*Click disease name for more info
Identification of Adults
American Dog Tick (Dermacentor variabilis)
Commonly found on pets
Characteristics: Pale brown or reddish–brown with white pattern over scutum; festoons (light colored markings) present.
Habitat: Common in Michigan grassy areas and forests. Most active in spring through mid-summer. Males can be identified by the vertical white markings – “suspenders" while females have a short white “necklace.”
Blacklegged Tick; also called Deer Tick (Ixodes scapularis)
Commonly found on humans, along with other animals.
Characteristics: Red abdomen, black scutum and legs. Festoons absent.
Habitat: Less common than dog ticks but range in Michigan is expanding; relatively common in forests. Activity is highest from early spring to late fall, or whenever temperatures are above freezing. See life cycle example above.
Lone Star Tick (Amblyomma americanum)
* Associated with red meat allergy
Less common than dog ticks and deer ticks, but will feed on humans and pets.
Characteristics: Reddish brown; females have a distinct white spot on scutum; males have small white markings on the edge of the scutum; festoons present.
Habitat: Not common but can be found in wooded or grassy areas; established populations have been found in southwestern Michigan. Active April through late August.
Woodchuck Tick (Ixodes cookei)
Vectors of: Powassan encephalitis
Less common, found on pets.
Characteristics: Brown with dark brown scutum; festoons absent.
Habitat: Found in/near the dens of skunks and woodchucks.

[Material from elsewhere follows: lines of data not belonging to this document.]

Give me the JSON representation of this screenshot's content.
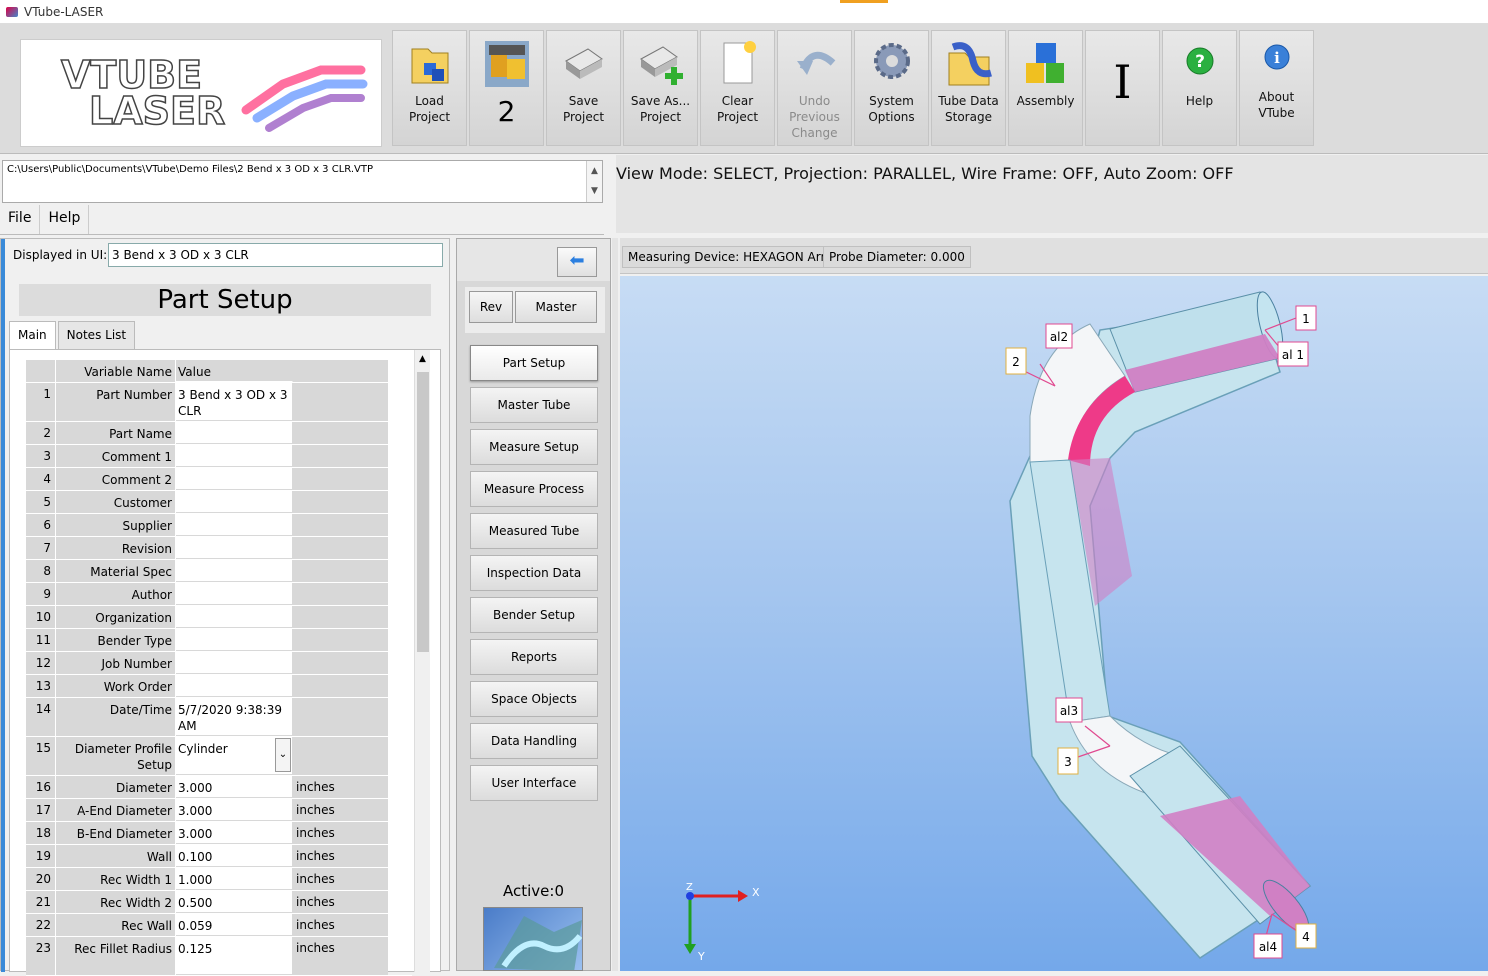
{
  "app": {
    "title": "VTube-LASER"
  },
  "toolbar": {
    "logo_text_top": "VTUBE",
    "logo_text_bottom": "LASER",
    "load": "Load\nProject",
    "camera_number": "2",
    "save": "Save\nProject",
    "save_as": "Save As...\nProject",
    "clear": "Clear\nProject",
    "undo": "Undo\nPrevious\nChange",
    "system": "System\nOptions",
    "tubedata": "Tube Data\nStorage",
    "assembly": "Assembly",
    "cursor_glyph": "I",
    "help": "Help",
    "about": "About\nVTube"
  },
  "file_path": "C:\\Users\\Public\\Documents\\VTube\\Demo Files\\2 Bend x 3 OD x 3 CLR.VTP",
  "menu": {
    "file": "File",
    "help": "Help"
  },
  "view_mode": "View Mode: SELECT, Projection: PARALLEL, Wire Frame: OFF, Auto Zoom: OFF",
  "left": {
    "displayed_label": "Displayed in UI:",
    "displayed_value": "3 Bend x 3 OD x 3 CLR",
    "title": "Part Setup",
    "tabs": [
      "Main",
      "Notes List"
    ],
    "columns": {
      "name": "Variable Name",
      "value": "Value"
    },
    "rows": [
      {
        "n": "1",
        "name": "Part Number",
        "value": "3 Bend x 3 OD x 3 CLR",
        "unit": ""
      },
      {
        "n": "2",
        "name": "Part Name",
        "value": "",
        "unit": ""
      },
      {
        "n": "3",
        "name": "Comment 1",
        "value": "",
        "unit": ""
      },
      {
        "n": "4",
        "name": "Comment 2",
        "value": "",
        "unit": ""
      },
      {
        "n": "5",
        "name": "Customer",
        "value": "",
        "unit": ""
      },
      {
        "n": "6",
        "name": "Supplier",
        "value": "",
        "unit": ""
      },
      {
        "n": "7",
        "name": "Revision",
        "value": "",
        "unit": ""
      },
      {
        "n": "8",
        "name": "Material Spec",
        "value": "",
        "unit": ""
      },
      {
        "n": "9",
        "name": "Author",
        "value": "",
        "unit": ""
      },
      {
        "n": "10",
        "name": "Organization",
        "value": "",
        "unit": ""
      },
      {
        "n": "11",
        "name": "Bender Type",
        "value": "",
        "unit": ""
      },
      {
        "n": "12",
        "name": "Job Number",
        "value": "",
        "unit": ""
      },
      {
        "n": "13",
        "name": "Work Order",
        "value": "",
        "unit": ""
      },
      {
        "n": "14",
        "name": "Date/Time",
        "value": "5/7/2020 9:38:39 AM",
        "unit": ""
      },
      {
        "n": "15",
        "name": "Diameter Profile Setup",
        "value": "Cylinder",
        "unit": "",
        "dropdown": true
      },
      {
        "n": "16",
        "name": "Diameter",
        "value": "3.000",
        "unit": "inches"
      },
      {
        "n": "17",
        "name": "A-End Diameter",
        "value": "3.000",
        "unit": "inches"
      },
      {
        "n": "18",
        "name": "B-End Diameter",
        "value": "3.000",
        "unit": "inches"
      },
      {
        "n": "19",
        "name": "Wall",
        "value": "0.100",
        "unit": "inches"
      },
      {
        "n": "20",
        "name": "Rec Width 1",
        "value": "1.000",
        "unit": "inches"
      },
      {
        "n": "21",
        "name": "Rec Width 2",
        "value": "0.500",
        "unit": "inches"
      },
      {
        "n": "22",
        "name": "Rec Wall",
        "value": "0.059",
        "unit": "inches"
      },
      {
        "n": "23",
        "name": "Rec Fillet Radius",
        "value": "0.125",
        "unit": "inches"
      }
    ]
  },
  "mid": {
    "back_glyph": "⬅",
    "rev": "Rev",
    "master": "Master",
    "buttons": [
      "Part Setup",
      "Master Tube",
      "Measure Setup",
      "Measure Process",
      "Measured Tube",
      "Inspection Data",
      "Bender Setup",
      "Reports",
      "Space Objects",
      "Data Handling",
      "User Interface"
    ],
    "active_label": "Active:0"
  },
  "viewport": {
    "device": "Measuring Device: HEXAGON Arm",
    "probe": "Probe Diameter: 0.000",
    "labels": {
      "n1": "1",
      "n2": "2",
      "n3": "3",
      "n4": "4",
      "al1": "al 1",
      "al2": "al2",
      "al3": "al3",
      "al4": "al4"
    },
    "axis_x": "X",
    "axis_y": "Y",
    "axis_z": "Z"
  },
  "colors": {
    "accent": "#3a8ad8",
    "tube": "#c0e2ee",
    "deviation_pink": "#d880c4",
    "deviation_red": "#ee3a88"
  }
}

Occasionally feed on humans, but hosts are usually animals.
Brown Dog Tick (Rhipicephalus sanguineus)
Less common, found on pets.
Characteristics: Reddish-brown; scutum matching the body and lacks white markings; festoons present.
Habitat: Closely associated with humans; can be found indoors year-round, often in door or window frames.
Asian Longhorned Tick (Haemaphysalis longicornis)
Vectors of: Theileria orientalis Ikeda (Bovine)
Not present in MI, found on livestock.
Characteristics: Reddish-brown body and scutum; festoons present.
Habitat: Not known to be established in Michigan; a pest of cattle; reproduces parthenogenetically (without a male). Active June-August.
- Tick Identification Images (1-5) - Kent Loeffler, Department of Plant Pathology & Plant-Microbe Biology, Cornell University
- Tick Identification Image (6) – James Occi
- Figures 5 and 8 - Michigan Department of Health and Human Service